"We will provide an additional update within the next 24 hours. We want to thank our customers for their patience and support."
A GoDaddy spokeswoman could not give Cnet the cause of the outage, nor how many websites were affected.
GoDaddy fixed the problem by switching its Domain Name System (DNS) servers to machines controlled by its longtime competitor and archrival, VeriSign, according to Wired News.
DNS servers are the "telephone books" of the Internet and translate URLs and email addresses into the numerical systems that servers, routers and computers use.
An unnamed source told TechCrunch yesterday that three GoDaddy DNS servers weren't responding during the outage.
Today GoDaddy, tomorrow Google and Facebook
It's just possible that a single hacker with impressive software could take out all the DNS servers of the world's largest domain-name registrar. But the Twitter user @AnonymousOwn3r was claiming responsibility without offering any proof.
In response to an Indian site's presumption that he used a PERL script easily found online, @AnonymousOwn3r said this morning, "I use it also but I use others scripts bots developed by me but I will not release it to public."
To another question, he replied, "I already bring down Facebook once just read it http://www.hiperfree.com/blog/2012/urgente-facebook-passa-por-problemas/ ... and about Google yes I can bring it down too."
The link leads to a Portuguese-language blog posting citing @AnonymousOwn3r for taking credit for a supposed Facebook outage on May 31.
@AnonymousOwn3r's claim would bear more weight had he posted it before the outage began. GoDaddy says the problems started around 10:25 a.m. Pacific, and its tweet saying it was aware of them came 10 minutes later — 11 minutes before @AnonymousOwn3r first mentioned it.
Yeah, right, dude
Other Anonymous-affiliated Twitter feeds were less than impressed by @AnonymousOwn3r's claims, with many pointing to a Storify page aggregating their irritation.
"Godaddy technician trips over Ethernet cord, pulling it from edge router. Blames Anonymous," said the @AnonyOps Twitter feed yesterday afternoon, later adding, "Today a leaf fell off a tree. Anonymous took credit."

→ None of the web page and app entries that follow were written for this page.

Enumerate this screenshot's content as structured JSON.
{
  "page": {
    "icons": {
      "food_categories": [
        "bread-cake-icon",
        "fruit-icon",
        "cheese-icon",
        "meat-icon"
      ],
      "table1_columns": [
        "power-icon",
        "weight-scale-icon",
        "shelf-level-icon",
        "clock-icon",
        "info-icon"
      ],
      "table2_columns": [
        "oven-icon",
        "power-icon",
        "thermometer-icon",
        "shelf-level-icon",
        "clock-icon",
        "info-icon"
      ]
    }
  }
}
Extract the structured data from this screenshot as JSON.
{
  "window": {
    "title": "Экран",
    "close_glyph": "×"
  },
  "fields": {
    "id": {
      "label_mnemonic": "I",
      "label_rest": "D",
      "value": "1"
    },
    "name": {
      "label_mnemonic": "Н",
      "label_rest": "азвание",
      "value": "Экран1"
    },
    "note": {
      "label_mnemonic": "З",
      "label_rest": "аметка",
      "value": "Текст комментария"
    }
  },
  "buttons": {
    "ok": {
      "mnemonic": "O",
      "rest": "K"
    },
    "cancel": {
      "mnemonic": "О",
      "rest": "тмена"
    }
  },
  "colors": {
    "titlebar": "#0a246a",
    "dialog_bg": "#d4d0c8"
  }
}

"Apparently one tweet from a random 1337-looking user is now credible enough to claim an attack through the media," tweeted former LulzSec associate Sven Slootweg.
"Please redirect your GoDaddy hate to @AnonymousOwn3r says is the 'leader' of Anonymous. #derp Have #lulz with that," said the @YourAnonNews feed.
UPDATE: At about 11:30 a.m. Eastern time Tuesday, GoDaddy posted a statement on its website blaming the entire incident on "corrupted router data tables."
"The service outage was not caused by external influences. It was not a 'hack' and it was not a denial of service attack (DDoS)," the statement, attributed to interim chief executive officer Scott Wagner, read in part.
"We have determined the service outage was due to a series of internal network events that corrupted router data tables. Once the issues were identified, we took corrective actions to restore services for our customers and GoDaddy.com," it said. "We have implemented measures to prevent this from occurring again."
Internet communications depend on millions of network routers, ranging from the wireless routers found in homes to huge rack-mounted machines in data centers. Each router constantly keeps track of which other routers it is connected to, with many routers updating their network-status information — known as router tables — every 30 seconds.
It's entirely possible that bad router-table updates could have led to cascading failures that knocked down GoDaddy's DNS servers, though a four-hour global outage indicates that something may have been very wrong with GoDaddy's internal network.
"Throughout our history, we have provided 99.999 percent uptime in our DNS infrastructure," the statement said. "This is the level our customers expect from us and the level we expect of ourselves. We have let our customers down and we know it."
At 1:05 p.m. ET Tuesday, @AnonymousOwn3r responded to the GoDaddy explanation.
"Whooa @GoDaddy is denying that it was hacked by me!" he wrote. "They don't wanna show their cybersecurity is bad this way they would lose customers !"